"I know the unknown is known to me." - Yogi Bhajan

How often do you say to yourself or others that you don't know something? Personally, I used to say it all the time, probably at least ten times a day about a variety of subjects. The funny thing about that it's simply not true 99% of the time we say it. It's a lie we tell ourselves in order to avoid responsibility. Ouch. Over the last few weeks, I've been challenging myself not to say "I don't know" any more. Instead I get still, take a deep breath, and say "I know the unknown is known to me." I've found that if I relax and breathe I connect to the part of myself that is knowing and the answer comes. And if it doesn't right away, no problem. I've started replacing "I don't know," with phrases like, "I haven't made up my mind about that yet," and "Here's what I know to be true in this moment," or "I presently feel this way about that."
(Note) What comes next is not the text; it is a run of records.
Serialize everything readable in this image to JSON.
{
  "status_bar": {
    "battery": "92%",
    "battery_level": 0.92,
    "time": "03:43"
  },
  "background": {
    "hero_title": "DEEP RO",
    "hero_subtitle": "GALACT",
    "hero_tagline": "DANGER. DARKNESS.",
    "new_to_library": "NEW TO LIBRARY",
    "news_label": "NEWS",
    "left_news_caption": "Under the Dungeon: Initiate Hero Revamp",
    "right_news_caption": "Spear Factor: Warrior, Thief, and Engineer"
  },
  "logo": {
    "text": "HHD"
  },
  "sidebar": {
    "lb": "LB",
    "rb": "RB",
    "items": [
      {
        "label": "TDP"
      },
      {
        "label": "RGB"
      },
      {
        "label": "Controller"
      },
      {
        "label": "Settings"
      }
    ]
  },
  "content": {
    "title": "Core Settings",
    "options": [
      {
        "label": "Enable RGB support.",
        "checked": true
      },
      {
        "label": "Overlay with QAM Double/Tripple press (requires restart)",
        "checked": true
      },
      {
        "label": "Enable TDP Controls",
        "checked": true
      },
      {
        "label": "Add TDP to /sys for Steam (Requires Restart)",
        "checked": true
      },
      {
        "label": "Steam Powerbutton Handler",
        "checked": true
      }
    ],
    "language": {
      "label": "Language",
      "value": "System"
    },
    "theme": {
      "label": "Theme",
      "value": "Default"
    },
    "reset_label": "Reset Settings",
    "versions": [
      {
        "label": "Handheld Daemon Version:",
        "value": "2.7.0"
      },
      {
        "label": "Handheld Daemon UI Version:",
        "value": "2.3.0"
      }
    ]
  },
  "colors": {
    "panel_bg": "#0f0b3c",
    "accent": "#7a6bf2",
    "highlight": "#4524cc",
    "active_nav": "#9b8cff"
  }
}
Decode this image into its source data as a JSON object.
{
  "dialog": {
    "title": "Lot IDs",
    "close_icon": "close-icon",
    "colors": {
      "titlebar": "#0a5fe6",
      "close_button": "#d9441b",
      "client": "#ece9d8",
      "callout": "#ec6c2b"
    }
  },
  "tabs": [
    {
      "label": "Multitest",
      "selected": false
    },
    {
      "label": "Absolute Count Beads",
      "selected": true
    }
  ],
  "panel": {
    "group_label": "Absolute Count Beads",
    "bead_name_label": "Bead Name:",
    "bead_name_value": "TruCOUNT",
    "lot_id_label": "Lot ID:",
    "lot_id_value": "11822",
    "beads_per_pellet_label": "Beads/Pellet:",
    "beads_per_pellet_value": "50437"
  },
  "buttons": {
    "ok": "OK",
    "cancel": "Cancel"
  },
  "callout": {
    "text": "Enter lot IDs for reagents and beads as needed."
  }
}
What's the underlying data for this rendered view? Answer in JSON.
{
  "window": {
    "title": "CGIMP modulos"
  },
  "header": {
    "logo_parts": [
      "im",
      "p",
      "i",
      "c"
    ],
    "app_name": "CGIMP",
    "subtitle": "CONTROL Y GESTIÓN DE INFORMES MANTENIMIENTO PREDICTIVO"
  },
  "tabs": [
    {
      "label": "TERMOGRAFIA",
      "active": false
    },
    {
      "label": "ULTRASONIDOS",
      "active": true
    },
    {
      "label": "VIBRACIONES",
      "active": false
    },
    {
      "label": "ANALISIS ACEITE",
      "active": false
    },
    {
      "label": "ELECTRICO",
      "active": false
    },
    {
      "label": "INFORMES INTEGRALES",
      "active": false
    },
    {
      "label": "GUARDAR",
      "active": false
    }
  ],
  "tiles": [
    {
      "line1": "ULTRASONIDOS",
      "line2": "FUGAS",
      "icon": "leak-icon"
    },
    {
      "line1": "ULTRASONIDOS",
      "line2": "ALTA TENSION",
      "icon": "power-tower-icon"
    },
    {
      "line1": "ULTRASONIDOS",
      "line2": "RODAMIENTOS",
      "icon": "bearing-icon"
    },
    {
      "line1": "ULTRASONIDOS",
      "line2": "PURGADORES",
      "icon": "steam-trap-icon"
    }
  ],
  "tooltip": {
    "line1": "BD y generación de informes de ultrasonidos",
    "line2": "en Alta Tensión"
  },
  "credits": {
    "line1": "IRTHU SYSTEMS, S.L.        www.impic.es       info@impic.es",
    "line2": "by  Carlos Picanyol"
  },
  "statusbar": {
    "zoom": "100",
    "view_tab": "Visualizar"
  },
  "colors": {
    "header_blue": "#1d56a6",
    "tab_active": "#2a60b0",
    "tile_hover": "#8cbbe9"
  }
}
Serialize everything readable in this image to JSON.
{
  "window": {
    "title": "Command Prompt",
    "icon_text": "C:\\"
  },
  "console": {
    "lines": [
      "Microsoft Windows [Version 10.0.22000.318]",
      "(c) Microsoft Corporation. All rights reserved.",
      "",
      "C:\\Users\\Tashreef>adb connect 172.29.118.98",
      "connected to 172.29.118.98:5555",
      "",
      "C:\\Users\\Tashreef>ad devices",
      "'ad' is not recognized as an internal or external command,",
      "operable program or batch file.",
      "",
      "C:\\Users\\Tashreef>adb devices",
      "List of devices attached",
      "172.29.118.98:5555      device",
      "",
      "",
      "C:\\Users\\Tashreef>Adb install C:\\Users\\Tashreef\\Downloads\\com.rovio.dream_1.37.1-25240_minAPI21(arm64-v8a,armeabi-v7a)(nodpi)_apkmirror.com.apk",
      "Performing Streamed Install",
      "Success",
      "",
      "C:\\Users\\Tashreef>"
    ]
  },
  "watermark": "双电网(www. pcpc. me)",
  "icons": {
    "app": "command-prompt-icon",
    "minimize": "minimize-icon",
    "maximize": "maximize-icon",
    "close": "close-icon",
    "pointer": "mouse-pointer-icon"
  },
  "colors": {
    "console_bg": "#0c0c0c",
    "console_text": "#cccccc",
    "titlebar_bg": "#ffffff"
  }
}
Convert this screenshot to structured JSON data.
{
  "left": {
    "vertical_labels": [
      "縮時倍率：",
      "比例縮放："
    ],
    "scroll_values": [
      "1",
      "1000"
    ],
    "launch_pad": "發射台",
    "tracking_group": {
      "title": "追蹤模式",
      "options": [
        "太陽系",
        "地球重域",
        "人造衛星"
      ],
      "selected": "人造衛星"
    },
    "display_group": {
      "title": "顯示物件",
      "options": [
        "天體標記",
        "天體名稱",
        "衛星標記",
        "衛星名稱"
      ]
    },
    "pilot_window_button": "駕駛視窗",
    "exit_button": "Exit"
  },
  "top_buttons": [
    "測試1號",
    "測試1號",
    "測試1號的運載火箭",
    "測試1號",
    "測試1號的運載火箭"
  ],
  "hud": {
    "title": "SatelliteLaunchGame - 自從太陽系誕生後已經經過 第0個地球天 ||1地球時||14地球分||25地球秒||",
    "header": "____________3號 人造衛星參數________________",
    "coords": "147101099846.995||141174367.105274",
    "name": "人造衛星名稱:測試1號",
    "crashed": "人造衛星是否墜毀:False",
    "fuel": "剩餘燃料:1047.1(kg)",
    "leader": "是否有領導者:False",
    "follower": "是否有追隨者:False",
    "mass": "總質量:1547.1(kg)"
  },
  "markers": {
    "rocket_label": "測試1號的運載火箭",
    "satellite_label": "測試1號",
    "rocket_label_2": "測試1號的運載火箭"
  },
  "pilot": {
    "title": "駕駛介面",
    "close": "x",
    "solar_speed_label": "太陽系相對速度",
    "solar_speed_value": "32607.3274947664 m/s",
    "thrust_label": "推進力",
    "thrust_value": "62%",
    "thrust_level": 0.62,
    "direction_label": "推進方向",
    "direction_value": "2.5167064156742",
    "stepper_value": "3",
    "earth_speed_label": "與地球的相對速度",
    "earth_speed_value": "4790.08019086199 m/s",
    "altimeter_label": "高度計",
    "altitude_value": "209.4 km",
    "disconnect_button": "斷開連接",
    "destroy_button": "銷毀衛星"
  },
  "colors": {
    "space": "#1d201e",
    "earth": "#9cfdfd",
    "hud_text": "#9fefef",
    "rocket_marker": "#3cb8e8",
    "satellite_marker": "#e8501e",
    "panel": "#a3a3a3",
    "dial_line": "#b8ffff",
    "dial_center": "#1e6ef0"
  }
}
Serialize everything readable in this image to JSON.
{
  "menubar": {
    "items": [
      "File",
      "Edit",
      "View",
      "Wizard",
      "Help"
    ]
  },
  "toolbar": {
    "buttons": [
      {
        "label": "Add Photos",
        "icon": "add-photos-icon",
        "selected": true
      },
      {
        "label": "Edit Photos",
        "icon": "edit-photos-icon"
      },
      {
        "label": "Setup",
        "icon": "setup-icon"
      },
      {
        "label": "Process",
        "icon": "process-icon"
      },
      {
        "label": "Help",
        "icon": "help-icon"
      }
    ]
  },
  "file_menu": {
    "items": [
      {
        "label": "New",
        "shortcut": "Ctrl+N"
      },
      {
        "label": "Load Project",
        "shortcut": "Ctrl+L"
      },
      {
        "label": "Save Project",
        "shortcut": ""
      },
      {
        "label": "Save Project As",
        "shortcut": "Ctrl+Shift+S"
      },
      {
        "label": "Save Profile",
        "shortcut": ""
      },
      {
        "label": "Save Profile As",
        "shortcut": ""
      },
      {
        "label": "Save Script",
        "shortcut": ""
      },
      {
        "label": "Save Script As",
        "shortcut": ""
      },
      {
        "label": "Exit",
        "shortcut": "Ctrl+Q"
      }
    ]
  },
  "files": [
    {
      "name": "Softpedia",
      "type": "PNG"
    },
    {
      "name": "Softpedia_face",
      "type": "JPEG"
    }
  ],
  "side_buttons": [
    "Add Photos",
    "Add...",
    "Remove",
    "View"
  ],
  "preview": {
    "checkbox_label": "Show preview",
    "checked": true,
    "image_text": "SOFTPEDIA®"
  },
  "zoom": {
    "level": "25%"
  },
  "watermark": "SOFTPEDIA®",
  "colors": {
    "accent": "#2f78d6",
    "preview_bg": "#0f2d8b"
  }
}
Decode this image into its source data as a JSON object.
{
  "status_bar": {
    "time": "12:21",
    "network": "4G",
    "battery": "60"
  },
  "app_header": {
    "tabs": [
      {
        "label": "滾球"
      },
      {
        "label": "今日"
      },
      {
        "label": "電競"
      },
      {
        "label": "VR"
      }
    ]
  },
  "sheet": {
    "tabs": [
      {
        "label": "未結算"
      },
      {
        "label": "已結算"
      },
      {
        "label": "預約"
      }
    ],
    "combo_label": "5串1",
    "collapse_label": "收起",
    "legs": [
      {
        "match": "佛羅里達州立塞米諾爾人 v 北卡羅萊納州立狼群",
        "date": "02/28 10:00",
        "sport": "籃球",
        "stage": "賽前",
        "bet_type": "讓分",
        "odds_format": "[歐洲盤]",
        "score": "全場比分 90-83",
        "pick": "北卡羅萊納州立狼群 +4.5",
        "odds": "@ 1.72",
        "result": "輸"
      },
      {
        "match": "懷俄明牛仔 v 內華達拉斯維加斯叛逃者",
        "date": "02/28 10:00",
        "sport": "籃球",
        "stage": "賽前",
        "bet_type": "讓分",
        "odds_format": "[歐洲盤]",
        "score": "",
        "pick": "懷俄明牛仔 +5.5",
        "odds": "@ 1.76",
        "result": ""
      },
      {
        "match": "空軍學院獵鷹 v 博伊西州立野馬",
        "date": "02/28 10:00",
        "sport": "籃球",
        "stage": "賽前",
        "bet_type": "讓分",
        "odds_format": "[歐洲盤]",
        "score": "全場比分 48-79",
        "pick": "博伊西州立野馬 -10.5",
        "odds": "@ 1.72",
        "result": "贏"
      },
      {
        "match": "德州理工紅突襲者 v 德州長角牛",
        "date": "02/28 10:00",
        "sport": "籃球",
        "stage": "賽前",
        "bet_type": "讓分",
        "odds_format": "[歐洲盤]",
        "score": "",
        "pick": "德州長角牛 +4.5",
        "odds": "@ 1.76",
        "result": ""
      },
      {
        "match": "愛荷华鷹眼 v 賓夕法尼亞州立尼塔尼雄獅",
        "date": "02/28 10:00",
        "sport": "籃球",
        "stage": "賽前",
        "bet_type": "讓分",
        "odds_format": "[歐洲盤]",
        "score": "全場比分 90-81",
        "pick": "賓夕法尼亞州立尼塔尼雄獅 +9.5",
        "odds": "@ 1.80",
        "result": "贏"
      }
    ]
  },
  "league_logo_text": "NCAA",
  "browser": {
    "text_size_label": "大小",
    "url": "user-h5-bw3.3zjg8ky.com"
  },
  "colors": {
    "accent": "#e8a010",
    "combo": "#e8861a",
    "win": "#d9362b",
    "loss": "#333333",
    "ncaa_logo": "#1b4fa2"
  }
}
The fact is we do know a lot more than we care to admit. We choose to ignore our inner voice in order to keep ourselves from being uncomfortable. "I don't know" is an avoidance technique.

As for learning new information, everyday stress disconnects us from our natural intuitive selves and plays a role in our ability to recall information and make decisions. Do you remember a time when you couldn't remember under pressure but as soon as you relaxed and began to do something else, it came immediately to you without even trying? I know I do.

So for today, experiment with your personal usage of "I don't know," and casually observe how and when you use it. Then, take a deep breath, relax and and say out loud "I know the unknown is known to me" and see if anything new happens. Sat Nam.